▸ **REQUIREMENT**
Search the data below for "numero"; list each line that holds it.

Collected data

==*==

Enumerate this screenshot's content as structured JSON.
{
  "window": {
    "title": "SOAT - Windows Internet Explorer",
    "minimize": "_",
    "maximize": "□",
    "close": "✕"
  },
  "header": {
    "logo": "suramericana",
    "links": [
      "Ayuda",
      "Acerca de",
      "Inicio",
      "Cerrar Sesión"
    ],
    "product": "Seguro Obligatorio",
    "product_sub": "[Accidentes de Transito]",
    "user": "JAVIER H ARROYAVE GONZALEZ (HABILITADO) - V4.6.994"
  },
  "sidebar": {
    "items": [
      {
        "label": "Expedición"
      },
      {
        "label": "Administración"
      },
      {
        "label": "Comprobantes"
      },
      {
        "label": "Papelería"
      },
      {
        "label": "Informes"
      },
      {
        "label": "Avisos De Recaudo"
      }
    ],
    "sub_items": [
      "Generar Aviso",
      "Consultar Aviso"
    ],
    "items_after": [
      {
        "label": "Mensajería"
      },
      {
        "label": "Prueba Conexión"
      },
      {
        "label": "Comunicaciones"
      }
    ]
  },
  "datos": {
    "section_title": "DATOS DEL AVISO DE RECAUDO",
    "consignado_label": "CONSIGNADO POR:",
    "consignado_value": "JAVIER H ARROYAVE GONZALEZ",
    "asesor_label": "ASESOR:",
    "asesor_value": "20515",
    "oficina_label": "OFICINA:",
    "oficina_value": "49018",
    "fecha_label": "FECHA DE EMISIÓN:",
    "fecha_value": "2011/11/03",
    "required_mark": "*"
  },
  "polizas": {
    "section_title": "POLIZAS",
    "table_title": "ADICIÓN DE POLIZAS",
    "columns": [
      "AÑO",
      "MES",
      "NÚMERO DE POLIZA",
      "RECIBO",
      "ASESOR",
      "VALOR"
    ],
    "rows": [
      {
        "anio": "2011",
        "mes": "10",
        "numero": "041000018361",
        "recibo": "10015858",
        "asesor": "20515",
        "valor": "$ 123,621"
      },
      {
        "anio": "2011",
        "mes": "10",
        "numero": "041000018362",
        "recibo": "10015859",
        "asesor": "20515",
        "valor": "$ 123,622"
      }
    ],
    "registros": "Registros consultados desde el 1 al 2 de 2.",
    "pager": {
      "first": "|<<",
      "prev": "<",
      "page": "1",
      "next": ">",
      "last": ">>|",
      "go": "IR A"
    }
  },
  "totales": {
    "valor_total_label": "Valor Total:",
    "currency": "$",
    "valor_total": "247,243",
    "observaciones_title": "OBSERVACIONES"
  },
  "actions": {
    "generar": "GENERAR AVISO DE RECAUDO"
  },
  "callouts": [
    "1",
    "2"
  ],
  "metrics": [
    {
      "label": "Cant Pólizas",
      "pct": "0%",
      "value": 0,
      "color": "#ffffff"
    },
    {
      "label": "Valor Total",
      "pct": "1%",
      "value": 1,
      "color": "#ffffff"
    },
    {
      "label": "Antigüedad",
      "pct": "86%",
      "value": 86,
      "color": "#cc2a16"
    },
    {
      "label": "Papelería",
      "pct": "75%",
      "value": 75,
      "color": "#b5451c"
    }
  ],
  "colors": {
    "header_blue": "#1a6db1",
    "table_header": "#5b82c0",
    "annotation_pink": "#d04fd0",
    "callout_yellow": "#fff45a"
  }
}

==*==

▸ **SOLVED PROBLEM**
        "numero": "041000018361",
        "numero": "041000018362",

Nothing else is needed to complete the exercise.